» **About this task**
Select all lines holding the word "연속보기" from the entries that follow.

» **Provided information**
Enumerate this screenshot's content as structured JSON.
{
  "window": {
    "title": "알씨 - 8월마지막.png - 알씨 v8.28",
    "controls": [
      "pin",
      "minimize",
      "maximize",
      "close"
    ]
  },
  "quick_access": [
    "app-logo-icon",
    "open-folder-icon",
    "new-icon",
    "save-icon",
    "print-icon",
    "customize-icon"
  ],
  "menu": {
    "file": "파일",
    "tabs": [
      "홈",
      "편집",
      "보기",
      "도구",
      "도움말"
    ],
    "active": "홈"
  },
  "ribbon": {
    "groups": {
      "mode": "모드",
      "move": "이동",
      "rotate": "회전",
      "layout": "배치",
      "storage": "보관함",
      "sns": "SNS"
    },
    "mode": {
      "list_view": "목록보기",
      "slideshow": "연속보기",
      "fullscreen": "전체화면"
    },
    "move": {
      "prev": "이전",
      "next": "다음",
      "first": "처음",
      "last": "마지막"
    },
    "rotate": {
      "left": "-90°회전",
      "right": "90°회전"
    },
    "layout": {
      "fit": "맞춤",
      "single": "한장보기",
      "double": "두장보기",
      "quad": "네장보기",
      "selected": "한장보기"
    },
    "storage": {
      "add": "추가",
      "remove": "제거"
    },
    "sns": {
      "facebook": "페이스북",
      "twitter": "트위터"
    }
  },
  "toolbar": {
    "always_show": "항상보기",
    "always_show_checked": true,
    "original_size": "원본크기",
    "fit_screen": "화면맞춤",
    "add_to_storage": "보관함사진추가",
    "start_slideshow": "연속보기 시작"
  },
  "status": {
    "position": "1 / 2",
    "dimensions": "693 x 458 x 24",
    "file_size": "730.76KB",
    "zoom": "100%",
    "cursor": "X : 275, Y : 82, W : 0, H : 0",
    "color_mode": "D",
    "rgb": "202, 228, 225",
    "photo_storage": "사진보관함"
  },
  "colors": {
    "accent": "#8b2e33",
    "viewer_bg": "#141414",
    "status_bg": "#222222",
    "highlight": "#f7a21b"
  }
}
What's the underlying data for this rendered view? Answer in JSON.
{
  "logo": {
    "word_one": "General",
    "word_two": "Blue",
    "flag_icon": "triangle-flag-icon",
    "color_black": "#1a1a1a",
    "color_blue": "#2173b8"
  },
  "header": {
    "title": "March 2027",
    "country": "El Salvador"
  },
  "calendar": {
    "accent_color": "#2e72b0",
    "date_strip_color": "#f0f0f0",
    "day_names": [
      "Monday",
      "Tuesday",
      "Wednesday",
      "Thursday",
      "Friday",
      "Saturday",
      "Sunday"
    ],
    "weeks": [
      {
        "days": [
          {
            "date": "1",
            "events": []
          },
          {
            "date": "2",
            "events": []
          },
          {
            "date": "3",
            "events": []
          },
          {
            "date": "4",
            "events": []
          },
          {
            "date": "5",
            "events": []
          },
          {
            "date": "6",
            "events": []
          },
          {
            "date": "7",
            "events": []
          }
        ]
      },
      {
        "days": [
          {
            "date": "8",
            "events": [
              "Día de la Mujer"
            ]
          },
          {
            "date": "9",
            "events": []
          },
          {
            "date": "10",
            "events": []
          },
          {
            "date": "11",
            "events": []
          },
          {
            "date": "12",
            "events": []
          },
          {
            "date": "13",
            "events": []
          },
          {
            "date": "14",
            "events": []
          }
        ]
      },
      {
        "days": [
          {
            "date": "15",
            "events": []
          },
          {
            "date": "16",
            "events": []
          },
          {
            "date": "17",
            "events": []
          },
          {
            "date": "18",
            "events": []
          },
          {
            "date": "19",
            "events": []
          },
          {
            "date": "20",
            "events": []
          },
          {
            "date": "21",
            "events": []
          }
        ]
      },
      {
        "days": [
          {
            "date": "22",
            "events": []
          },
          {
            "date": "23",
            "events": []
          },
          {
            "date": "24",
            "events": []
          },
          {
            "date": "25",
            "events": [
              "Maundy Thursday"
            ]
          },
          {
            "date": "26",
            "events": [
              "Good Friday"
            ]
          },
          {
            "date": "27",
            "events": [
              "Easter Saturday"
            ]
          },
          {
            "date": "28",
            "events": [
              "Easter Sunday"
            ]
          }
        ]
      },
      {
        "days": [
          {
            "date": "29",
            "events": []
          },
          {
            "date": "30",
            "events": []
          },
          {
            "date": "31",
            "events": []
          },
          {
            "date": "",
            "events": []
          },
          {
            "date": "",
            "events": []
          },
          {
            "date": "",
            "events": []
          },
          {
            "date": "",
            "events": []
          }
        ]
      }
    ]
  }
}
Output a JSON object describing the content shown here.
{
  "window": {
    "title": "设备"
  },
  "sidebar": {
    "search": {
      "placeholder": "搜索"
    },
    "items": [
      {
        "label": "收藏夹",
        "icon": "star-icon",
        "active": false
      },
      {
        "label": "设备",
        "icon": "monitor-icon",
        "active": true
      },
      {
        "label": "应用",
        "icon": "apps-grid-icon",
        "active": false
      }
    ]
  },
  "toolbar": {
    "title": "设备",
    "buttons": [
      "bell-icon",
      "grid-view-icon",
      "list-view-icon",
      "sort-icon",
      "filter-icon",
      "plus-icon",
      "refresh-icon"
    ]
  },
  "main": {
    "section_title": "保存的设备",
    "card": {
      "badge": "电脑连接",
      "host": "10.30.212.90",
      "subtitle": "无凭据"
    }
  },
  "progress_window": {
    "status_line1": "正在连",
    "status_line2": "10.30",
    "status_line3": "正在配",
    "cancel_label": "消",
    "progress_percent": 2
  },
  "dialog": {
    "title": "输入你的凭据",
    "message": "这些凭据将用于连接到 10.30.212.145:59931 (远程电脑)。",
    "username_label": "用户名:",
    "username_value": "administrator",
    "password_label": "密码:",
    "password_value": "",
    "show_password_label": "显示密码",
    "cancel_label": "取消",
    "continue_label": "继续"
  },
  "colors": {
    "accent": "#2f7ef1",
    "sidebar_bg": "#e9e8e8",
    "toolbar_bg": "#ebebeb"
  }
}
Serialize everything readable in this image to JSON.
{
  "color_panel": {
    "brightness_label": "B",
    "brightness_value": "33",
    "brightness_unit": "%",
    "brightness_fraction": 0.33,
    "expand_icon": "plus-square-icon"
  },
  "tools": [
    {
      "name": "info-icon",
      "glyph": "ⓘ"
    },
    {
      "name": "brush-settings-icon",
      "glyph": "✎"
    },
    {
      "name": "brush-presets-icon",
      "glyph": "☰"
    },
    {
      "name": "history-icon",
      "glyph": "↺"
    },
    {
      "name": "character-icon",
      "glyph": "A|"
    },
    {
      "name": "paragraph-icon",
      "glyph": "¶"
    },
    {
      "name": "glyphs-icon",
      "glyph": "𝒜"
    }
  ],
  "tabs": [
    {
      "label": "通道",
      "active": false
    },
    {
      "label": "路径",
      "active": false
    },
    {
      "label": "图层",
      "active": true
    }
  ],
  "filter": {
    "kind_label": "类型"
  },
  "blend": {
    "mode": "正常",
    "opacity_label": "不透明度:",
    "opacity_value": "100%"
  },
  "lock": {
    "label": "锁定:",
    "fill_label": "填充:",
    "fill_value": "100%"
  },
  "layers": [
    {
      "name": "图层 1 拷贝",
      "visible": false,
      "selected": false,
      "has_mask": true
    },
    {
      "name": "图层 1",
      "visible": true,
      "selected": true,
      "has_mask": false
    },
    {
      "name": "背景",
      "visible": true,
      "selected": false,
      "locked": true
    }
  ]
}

» **Response to the exercise**
      "slideshow": "연속보기",
    "start_slideshow": "연속보기 시작"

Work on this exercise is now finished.